This blog post was written by Michael Scanlan, CCgroup
In 1975, the German electronic band, Kraftwerk, appeared on Tomorrow’s World playing Autobahn while the voiceover explained how they used their ever-so modern synthesisers to create music. At the end, the voiceover soberly predicted that the following year they would dispense with keyboards altogether and wear jackets with electronic lapels that they would play instead.
Earlier this year, I saw Kraftwerk in concert and they were still using synths. What I did see, though, was an excited gig goer tweeting about the performance on his watch. Wearable tech did come true, it would appear.
Commentators, investors and innovators are constantly searching for the next big thing and, right now, wearable technology is causing a lot of chatter. But what is it?
Put simply, it’s any kind of computer or advanced electronic technology you can wear. Remember the Casio calculator watches of the 1980s? That was wearable tech. Those baseball caps with built in radios? If you are feeling charitable, that was wearable tech too.
Recently, though, it’s taken a great leap forward. There are watches that double up as mobile phones, such as the Samsung Galaxy Gear and Google Glass. But what is the relevance for FinTech?

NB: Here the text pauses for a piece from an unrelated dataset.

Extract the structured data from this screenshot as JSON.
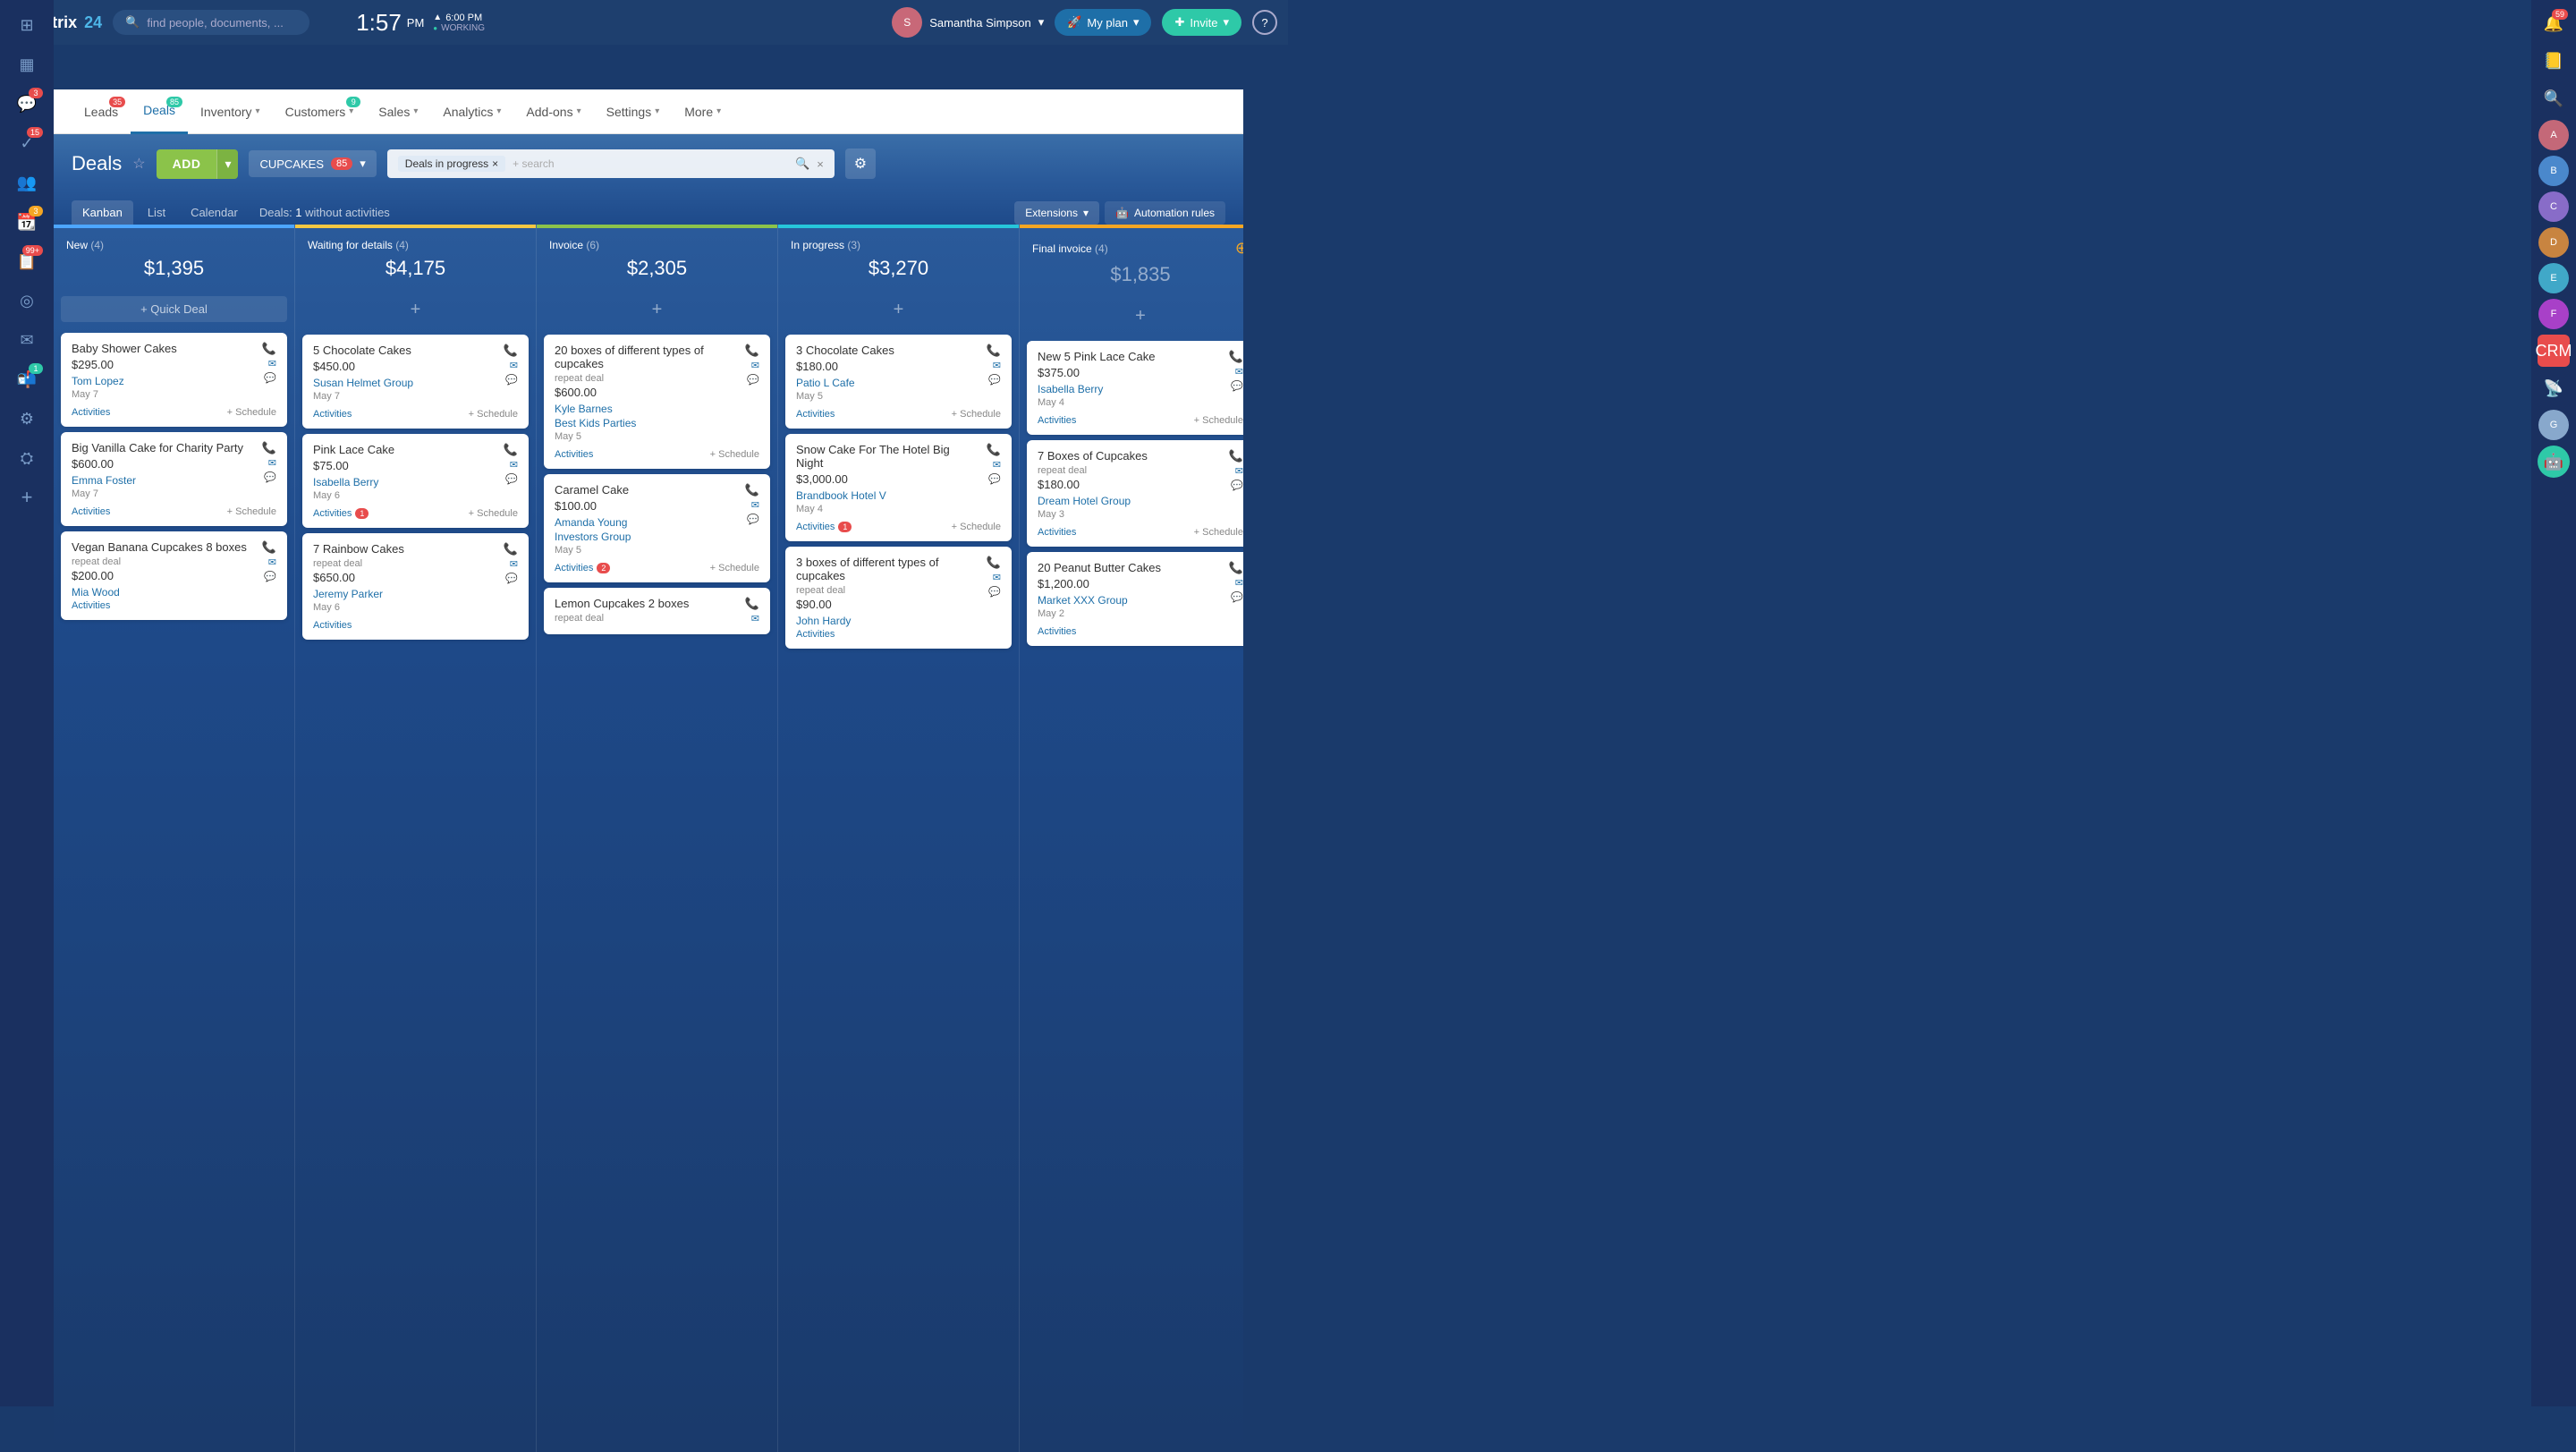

I’m the owner of a rather natty little watch with a SIM card in it that’s linked to a prepaid MasterCard®. I load up the card with money and scan the watch against NFC readers to pay for things. I’ve only used it once and I will admit to getting some funny looks. However, it is useful – easy to use and makes paying that bit less painful. And that’s probably the main thing.
The question is, though, what makes FinTech wearables stop being gadgets and start being indispensable to our everyday financial lives? Five years ago, the smart-phone was a gadget. Today I couldn’t imagine life without it. Why?
Because it’s helped me do the things I need (or want) to do in my day to day life on the move. It’s added value to my life, it provides utility.
That’s what FinTech wearables will have to do if they are to be elevated to the lofty plains of “useful”.
The company behind my watch are pretty hot at innovation and I’ve no reason to doubt that their payment watch is just the beginning. The potential of wearable tech is huge, especially if we look at it as part of a convergence between the Cloud, the internet of things and big data.
You’re probably wondering what all this has to do with communications. Quite a lot actually.
We’ll shortly be releasing the results from our survey into what makes large financial institutions select a vendor. One of the key findings is that these institutions value vendors who offer unique market insight and can help identify potential landmines and opportunities. FinTech companies need to develop thought leadership that demonstrates they can deliver on this.
For example, there is an Apple shaped fly in the wearable tech ointment. For some time, the Apple iWatch has been predicted. Commentators excitedly wonder when it will come out. Tomorrow? Next year? What will it do? What will it look like? And, for those who care about the FinTech angle, will it finally be NFC equipped so it can be used as a payment device? Or will is use other, potentially, disruptive technologies?
FinTech companies that can cut through this type of complexity and help customers and prospects navigate the implications of disruptive technologies like wearables will be successful.
So, as a FinTech PR professional, “useful” is my watchword for wearable FinTech. It’s the counsel I’ll give clients and the caution I’ll give commentators: “Will it be genuinely useful? Is it a solution that solves a real problem?”
This filter will help our clients deliver market insight and also ensure that any products or services are suitably vetted before becoming public.
If the answer is “yes”, then let’s go and change the world. It it’s “no”, I’ll go back to trying to get a tune from my jacket.